Excerpts from a dataset:
+===+

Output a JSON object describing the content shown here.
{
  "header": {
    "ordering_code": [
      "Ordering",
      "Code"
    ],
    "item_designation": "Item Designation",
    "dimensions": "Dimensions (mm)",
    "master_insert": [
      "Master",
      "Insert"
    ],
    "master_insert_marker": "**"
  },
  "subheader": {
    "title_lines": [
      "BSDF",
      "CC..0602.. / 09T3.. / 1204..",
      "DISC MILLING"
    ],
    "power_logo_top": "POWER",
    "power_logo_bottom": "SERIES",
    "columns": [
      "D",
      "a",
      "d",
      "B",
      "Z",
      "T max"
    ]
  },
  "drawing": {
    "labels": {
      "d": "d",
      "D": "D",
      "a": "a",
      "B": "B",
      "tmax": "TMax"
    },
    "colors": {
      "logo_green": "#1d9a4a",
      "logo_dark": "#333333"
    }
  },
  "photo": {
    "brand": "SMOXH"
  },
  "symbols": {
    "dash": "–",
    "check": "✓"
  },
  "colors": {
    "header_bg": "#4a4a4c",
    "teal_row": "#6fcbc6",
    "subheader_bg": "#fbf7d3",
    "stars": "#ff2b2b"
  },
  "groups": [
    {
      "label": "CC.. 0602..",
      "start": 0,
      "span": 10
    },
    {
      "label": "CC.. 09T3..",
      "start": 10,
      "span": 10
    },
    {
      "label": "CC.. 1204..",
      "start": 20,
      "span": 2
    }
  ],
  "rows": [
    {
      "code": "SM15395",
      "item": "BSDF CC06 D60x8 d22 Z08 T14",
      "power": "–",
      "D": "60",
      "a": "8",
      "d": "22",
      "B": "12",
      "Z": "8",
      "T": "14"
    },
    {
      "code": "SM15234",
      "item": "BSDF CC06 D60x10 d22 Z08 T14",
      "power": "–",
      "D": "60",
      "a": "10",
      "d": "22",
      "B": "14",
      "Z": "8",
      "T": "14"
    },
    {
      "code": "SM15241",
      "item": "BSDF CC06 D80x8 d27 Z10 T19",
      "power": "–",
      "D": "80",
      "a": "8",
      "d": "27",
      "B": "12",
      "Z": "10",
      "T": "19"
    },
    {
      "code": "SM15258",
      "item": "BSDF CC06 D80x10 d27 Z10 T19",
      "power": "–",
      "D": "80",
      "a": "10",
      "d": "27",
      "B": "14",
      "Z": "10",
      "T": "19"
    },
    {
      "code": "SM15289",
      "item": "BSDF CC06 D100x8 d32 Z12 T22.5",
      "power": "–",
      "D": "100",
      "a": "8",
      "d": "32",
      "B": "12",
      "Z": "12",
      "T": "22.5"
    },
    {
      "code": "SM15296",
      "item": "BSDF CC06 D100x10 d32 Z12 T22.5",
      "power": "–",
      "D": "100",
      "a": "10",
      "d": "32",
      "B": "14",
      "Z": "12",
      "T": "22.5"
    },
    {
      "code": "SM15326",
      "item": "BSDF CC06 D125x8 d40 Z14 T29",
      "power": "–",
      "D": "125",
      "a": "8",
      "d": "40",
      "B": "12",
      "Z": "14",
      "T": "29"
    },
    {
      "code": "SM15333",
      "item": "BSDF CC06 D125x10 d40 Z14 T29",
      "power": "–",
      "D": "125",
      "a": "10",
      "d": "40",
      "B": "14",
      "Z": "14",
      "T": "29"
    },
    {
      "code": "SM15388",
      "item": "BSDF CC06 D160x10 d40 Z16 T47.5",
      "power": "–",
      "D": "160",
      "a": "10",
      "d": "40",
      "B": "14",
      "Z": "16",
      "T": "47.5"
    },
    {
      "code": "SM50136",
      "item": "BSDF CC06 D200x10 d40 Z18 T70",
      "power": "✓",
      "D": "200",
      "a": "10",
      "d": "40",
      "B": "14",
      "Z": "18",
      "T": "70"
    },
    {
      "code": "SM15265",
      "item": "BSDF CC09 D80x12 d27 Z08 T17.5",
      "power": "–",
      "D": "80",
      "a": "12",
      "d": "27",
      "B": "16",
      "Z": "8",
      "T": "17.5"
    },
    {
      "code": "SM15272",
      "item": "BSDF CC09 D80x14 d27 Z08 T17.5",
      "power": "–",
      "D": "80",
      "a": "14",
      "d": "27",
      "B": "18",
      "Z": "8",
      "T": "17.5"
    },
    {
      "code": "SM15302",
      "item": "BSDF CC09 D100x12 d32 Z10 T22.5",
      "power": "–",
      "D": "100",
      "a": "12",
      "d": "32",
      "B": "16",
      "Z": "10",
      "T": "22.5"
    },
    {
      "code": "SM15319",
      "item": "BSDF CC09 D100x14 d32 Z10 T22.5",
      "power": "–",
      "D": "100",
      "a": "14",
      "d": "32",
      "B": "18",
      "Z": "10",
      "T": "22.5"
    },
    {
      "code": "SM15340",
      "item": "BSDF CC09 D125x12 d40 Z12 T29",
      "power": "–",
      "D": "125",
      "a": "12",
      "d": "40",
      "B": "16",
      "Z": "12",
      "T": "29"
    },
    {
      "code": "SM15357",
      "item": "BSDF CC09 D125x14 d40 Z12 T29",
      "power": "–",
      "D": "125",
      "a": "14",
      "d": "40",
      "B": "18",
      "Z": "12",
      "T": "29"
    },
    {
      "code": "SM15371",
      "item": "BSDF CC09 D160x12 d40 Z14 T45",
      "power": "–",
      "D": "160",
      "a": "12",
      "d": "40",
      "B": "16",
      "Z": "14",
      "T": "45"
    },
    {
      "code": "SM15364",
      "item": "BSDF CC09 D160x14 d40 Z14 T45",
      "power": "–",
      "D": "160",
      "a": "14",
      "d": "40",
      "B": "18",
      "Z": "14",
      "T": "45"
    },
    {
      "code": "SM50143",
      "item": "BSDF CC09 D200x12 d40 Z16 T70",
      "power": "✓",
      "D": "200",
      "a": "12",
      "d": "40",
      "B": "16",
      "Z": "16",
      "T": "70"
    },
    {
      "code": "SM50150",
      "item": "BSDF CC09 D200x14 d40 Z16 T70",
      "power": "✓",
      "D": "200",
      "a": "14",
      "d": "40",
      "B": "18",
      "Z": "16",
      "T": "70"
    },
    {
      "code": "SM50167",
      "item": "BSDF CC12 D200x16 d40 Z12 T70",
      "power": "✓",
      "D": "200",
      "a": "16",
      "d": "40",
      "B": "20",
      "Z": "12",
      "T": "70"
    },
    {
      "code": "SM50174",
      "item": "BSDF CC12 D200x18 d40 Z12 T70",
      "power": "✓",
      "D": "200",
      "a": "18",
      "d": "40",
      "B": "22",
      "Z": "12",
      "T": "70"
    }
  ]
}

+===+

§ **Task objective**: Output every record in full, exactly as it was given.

§ **Your solution**:
Output a JSON object describing the content shown here.
{
  "header": {
    "ordering_code": [
      "Ordering",
      "Code"
    ],
    "item_designation": "Item Designation",
    "dimensions": "Dimensions (mm)",
    "master_insert": [
      "Master",
      "Insert"
    ],
    "master_insert_marker": "**"
  },
  "subheader": {
    "title_lines": [
      "BSDF",
      "CC..0602.. / 09T3.. / 1204..",
      "DISC MILLING"
    ],
    "power_logo_top": "POWER",
    "power_logo_bottom": "SERIES",
    "columns": [
      "D",
      "a",
      "d",
      "B",
      "Z",
      "T max"
    ]
  },
  "drawing": {
    "labels": {
      "d": "d",
      "D": "D",
      "a": "a",
      "B": "B",
      "tmax": "TMax"
    },
    "colors": {
      "logo_green": "#1d9a4a",
      "logo_dark": "#333333"
    }
  },
  "photo": {
    "brand": "SMOXH"
  },
  "symbols": {
    "dash": "–",
    "check": "✓"
  },
  "colors": {
    "header_bg": "#4a4a4c",
    "teal_row": "#6fcbc6",
    "subheader_bg": "#fbf7d3",
    "stars": "#ff2b2b"
  },
  "groups": [
    {
      "label": "CC.. 0602..",
      "start": 0,
      "span": 10
    },
    {
      "label": "CC.. 09T3..",
      "start": 10,
      "span": 10
    },
    {
      "label": "CC.. 1204..",
      "start": 20,
      "span": 2
    }
  ],
  "rows": [
    {
      "code": "SM15395",
      "item": "BSDF CC06 D60x8 d22 Z08 T14",
      "power": "–",
      "D": "60",
      "a": "8",
      "d": "22",
      "B": "12",
      "Z": "8",
      "T": "14"
    },
    {
      "code": "SM15234",
      "item": "BSDF CC06 D60x10 d22 Z08 T14",
      "power": "–",
      "D": "60",
      "a": "10",
      "d": "22",
      "B": "14",
      "Z": "8",
      "T": "14"
    },
    {
      "code": "SM15241",
      "item": "BSDF CC06 D80x8 d27 Z10 T19",
      "power": "–",
      "D": "80",
      "a": "8",
      "d": "27",
      "B": "12",
      "Z": "10",
      "T": "19"
    },
    {
      "code": "SM15258",
      "item": "BSDF CC06 D80x10 d27 Z10 T19",
      "power": "–",
      "D": "80",
      "a": "10",
      "d": "27",
      "B": "14",
      "Z": "10",
      "T": "19"
    },
    {
      "code": "SM15289",
      "item": "BSDF CC06 D100x8 d32 Z12 T22.5",
      "power": "–",
      "D": "100",
      "a": "8",
      "d": "32",
      "B": "12",
      "Z": "12",
      "T": "22.5"
    },
    {
      "code": "SM15296",
      "item": "BSDF CC06 D100x10 d32 Z12 T22.5",
      "power": "–",
      "D": "100",
      "a": "10",
      "d": "32",
      "B": "14",
      "Z": "12",
      "T": "22.5"
    },
    {
      "code": "SM15326",
      "item": "BSDF CC06 D125x8 d40 Z14 T29",
      "power": "–",
      "D": "125",
      "a": "8",
      "d": "40",
      "B": "12",
      "Z": "14",
      "T": "29"
    },
    {
      "code": "SM15333",
      "item": "BSDF CC06 D125x10 d40 Z14 T29",
      "power": "–",
      "D": "125",
      "a": "10",
      "d": "40",
      "B": "14",
      "Z": "14",
      "T": "29"
    },
    {
      "code": "SM15388",
      "item": "BSDF CC06 D160x10 d40 Z16 T47.5",
      "power": "–",
      "D": "160",
      "a": "10",
      "d": "40",
      "B": "14",
      "Z": "16",
      "T": "47.5"
    },
    {
      "code": "SM50136",
      "item": "BSDF CC06 D200x10 d40 Z18 T70",
      "power": "✓",
      "D": "200",
      "a": "10",
      "d": "40",
      "B": "14",
      "Z": "18",
      "T": "70"
    },
    {
      "code": "SM15265",
      "item": "BSDF CC09 D80x12 d27 Z08 T17.5",
      "power": "–",
      "D": "80",
      "a": "12",
      "d": "27",
      "B": "16",
      "Z": "8",
      "T": "17.5"
    },
    {
      "code": "SM15272",
      "item": "BSDF CC09 D80x14 d27 Z08 T17.5",
      "power": "–",
      "D": "80",
      "a": "14",
      "d": "27",
      "B": "18",
      "Z": "8",
      "T": "17.5"
    },
    {
      "code": "SM15302",
      "item": "BSDF CC09 D100x12 d32 Z10 T22.5",
      "power": "–",
      "D": "100",
      "a": "12",
      "d": "32",
      "B": "16",
      "Z": "10",
      "T": "22.5"
    },
    {
      "code": "SM15319",
      "item": "BSDF CC09 D100x14 d32 Z10 T22.5",
      "power": "–",
      "D": "100",
      "a": "14",
      "d": "32",
      "B": "18",
      "Z": "10",
      "T": "22.5"
    },
    {
      "code": "SM15340",
      "item": "BSDF CC09 D125x12 d40 Z12 T29",
      "power": "–",
      "D": "125",
      "a": "12",
      "d": "40",
      "B": "16",
      "Z": "12",
      "T": "29"
    },
    {
      "code": "SM15357",
      "item": "BSDF CC09 D125x14 d40 Z12 T29",
      "power": "–",
      "D": "125",
      "a": "14",
      "d": "40",
      "B": "18",
      "Z": "12",
      "T": "29"
    },
    {
      "code": "SM15371",
      "item": "BSDF CC09 D160x12 d40 Z14 T45",
      "power": "–",
      "D": "160",
      "a": "12",
      "d": "40",
      "B": "16",
      "Z": "14",
      "T": "45"
    },
    {
      "code": "SM15364",
      "item": "BSDF CC09 D160x14 d40 Z14 T45",
      "power": "–",
      "D": "160",
      "a": "14",
      "d": "40",
      "B": "18",
      "Z": "14",
      "T": "45"
    },
    {
      "code": "SM50143",
      "item": "BSDF CC09 D200x12 d40 Z16 T70",
      "power": "✓",
      "D": "200",
      "a": "12",
      "d": "40",
      "B": "16",
      "Z": "16",
      "T": "70"
    },
    {
      "code": "SM50150",
      "item": "BSDF CC09 D200x14 d40 Z16 T70",
      "power": "✓",
      "D": "200",
      "a": "14",
      "d": "40",
      "B": "18",
      "Z": "16",
      "T": "70"
    },
    {
      "code": "SM50167",
      "item": "BSDF CC12 D200x16 d40 Z12 T70",
      "power": "✓",
      "D": "200",
      "a": "16",
      "d": "40",
      "B": "20",
      "Z": "12",
      "T": "70"
    },
    {
      "code": "SM50174",
      "item": "BSDF CC12 D200x18 d40 Z12 T70",
      "power": "✓",
      "D": "200",
      "a": "18",
      "d": "40",
      "B": "22",
      "Z": "12",
      "T": "70"
    }
  ]
}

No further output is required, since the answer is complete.